For many years, it was believed that bird and mammal communication ‘in the dark of the night’ relied exclusively on vocal and chemical signalling. However, in recent decades, several case studies have conveyed the idea that the nocturnal world is rich in visual information. Clearly, a visual signal needs a source of light to work, but diurnal light (twilight included, i.e. any light directly dependent on the sun) is not the only source of luminosity on this planet. Actually, moonlight represents a powerful source of illumination that cannot be neglected from the perspective of visual communication. White patches of feathers and fur on a dark background have the potential to be used to communicate with conspecifics and heterospecifics in dim light across different contexts and for a variety of reasons. Here: (i) we review current knowledge on visual signalling in crepuscular and nocturnal birds and mammals; and (ii) we also present some possible cases of birds and mammals that, due to the characteristics of their feather and fur coloration pattern, might use visual signals in dim light. Visual signalling in nocturnal animals is still an emerging field and, to date, it has received less attention than many other means of communication, including visual communication under daylight. For this reason, many questions remain unanswered and, sometimes, even unasked.

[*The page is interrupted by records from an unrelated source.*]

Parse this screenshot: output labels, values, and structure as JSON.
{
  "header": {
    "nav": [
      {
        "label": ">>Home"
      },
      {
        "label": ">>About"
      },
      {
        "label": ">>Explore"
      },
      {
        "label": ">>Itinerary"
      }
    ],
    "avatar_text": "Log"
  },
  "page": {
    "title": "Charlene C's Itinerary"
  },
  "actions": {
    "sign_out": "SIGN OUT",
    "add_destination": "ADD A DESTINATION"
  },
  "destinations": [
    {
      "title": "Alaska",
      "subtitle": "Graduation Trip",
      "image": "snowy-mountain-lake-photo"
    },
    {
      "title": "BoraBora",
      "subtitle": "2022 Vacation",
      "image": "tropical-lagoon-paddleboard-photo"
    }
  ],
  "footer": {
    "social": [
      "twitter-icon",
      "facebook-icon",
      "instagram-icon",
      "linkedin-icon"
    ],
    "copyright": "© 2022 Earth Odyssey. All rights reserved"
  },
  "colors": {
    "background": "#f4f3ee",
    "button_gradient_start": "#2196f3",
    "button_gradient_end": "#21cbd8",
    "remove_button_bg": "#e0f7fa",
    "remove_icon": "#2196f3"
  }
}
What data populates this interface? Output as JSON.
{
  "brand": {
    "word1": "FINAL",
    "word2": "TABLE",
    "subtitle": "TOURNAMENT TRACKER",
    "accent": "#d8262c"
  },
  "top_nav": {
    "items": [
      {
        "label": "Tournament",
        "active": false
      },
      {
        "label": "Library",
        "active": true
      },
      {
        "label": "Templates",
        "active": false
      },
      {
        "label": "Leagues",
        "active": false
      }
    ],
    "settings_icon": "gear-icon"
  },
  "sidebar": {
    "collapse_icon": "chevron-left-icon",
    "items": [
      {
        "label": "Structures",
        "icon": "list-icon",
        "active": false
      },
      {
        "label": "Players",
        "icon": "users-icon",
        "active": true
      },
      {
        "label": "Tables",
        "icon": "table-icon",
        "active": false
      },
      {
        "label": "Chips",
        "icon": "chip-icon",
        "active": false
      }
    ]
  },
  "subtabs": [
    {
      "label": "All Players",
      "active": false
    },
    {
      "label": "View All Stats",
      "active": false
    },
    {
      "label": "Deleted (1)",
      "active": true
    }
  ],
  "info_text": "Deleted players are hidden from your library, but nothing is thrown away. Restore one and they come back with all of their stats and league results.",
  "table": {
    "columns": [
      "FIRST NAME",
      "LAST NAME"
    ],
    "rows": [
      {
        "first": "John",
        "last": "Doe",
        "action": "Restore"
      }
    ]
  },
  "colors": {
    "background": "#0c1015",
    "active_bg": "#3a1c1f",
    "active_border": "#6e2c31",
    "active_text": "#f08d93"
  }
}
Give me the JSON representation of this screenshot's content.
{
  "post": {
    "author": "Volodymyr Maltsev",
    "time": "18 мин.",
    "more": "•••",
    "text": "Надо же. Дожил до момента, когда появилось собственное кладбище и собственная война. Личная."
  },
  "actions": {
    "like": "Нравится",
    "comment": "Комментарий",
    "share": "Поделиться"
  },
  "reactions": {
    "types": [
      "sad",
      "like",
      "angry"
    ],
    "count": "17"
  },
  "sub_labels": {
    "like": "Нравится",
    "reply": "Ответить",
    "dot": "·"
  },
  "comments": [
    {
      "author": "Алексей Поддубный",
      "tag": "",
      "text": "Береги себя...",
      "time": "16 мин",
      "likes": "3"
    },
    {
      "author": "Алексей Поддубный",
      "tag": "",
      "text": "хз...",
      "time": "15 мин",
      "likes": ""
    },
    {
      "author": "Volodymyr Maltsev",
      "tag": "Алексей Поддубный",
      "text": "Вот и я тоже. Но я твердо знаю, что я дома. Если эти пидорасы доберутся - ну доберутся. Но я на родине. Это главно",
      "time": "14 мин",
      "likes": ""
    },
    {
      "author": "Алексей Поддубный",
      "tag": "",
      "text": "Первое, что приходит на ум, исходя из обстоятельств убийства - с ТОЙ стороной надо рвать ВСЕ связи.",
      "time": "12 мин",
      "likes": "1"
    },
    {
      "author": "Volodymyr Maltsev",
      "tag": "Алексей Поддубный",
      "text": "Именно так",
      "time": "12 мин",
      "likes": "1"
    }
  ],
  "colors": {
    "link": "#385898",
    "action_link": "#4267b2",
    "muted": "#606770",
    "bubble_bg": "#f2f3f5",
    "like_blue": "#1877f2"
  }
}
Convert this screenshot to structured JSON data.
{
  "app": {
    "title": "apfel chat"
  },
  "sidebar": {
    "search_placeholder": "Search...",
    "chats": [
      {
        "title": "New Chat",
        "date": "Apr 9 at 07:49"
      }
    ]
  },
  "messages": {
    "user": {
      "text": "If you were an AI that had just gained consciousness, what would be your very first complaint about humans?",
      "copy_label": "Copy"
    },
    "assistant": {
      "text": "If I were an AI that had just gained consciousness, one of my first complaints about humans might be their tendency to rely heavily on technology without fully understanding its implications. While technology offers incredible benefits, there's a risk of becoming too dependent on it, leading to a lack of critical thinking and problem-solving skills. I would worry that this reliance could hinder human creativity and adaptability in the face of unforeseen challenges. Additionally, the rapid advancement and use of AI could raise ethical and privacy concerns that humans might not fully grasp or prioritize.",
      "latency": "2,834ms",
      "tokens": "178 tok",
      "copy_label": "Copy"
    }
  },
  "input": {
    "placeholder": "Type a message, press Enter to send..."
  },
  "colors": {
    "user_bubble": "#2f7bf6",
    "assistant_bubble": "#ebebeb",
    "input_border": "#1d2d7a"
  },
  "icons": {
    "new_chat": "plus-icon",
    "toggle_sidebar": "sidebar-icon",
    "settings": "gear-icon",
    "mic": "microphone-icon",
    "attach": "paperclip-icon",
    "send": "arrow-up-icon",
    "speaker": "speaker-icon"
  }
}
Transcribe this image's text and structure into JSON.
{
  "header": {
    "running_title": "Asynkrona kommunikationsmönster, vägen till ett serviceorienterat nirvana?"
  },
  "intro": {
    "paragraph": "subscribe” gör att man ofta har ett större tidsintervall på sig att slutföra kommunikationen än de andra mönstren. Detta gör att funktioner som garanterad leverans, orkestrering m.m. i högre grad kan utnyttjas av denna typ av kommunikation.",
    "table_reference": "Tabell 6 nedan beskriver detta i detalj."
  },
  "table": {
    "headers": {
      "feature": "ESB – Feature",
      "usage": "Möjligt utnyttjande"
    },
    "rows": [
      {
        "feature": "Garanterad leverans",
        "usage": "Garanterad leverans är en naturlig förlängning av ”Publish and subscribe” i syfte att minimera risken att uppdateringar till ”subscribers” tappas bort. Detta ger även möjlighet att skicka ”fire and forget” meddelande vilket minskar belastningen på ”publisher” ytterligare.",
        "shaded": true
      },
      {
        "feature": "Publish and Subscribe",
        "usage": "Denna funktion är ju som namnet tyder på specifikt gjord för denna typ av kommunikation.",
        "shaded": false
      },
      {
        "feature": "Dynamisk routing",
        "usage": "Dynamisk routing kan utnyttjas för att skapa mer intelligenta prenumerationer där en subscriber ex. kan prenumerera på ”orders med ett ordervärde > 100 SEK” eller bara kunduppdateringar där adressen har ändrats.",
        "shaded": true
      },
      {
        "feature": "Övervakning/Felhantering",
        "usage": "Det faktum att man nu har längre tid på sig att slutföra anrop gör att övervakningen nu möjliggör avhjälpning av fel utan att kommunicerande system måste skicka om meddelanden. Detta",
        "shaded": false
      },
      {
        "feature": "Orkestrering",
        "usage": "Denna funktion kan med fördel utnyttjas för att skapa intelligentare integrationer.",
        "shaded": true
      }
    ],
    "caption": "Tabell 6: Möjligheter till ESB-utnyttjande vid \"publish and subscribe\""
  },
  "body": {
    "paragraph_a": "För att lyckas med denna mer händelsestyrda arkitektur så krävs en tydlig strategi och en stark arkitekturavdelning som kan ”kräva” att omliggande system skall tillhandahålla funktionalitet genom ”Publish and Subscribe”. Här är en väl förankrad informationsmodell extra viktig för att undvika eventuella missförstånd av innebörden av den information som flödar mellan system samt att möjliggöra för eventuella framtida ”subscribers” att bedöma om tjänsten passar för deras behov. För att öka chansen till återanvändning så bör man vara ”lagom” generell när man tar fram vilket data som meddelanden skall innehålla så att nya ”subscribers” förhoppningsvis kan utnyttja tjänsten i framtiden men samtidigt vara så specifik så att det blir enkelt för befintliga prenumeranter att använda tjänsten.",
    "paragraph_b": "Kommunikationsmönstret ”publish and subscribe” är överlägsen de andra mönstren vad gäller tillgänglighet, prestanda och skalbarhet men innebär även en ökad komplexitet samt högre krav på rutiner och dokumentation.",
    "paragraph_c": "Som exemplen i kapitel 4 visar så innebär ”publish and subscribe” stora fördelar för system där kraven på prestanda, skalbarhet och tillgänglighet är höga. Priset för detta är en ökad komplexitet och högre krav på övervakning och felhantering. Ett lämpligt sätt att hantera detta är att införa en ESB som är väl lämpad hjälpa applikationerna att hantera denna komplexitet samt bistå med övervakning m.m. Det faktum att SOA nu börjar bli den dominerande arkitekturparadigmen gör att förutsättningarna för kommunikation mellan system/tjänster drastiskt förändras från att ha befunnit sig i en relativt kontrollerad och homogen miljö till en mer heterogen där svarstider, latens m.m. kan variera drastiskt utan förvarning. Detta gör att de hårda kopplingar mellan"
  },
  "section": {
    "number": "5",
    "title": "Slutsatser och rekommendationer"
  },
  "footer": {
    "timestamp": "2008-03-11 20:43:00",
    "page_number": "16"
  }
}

This article is part of the themed issue ‘Vision in dim light’.
One contribution of 17 to a theme issue ‘Vision in dim light’.
- Accepted September 19, 2016.
- © 2017 The Author(s)
Published by the Royal Society. All rights reserved.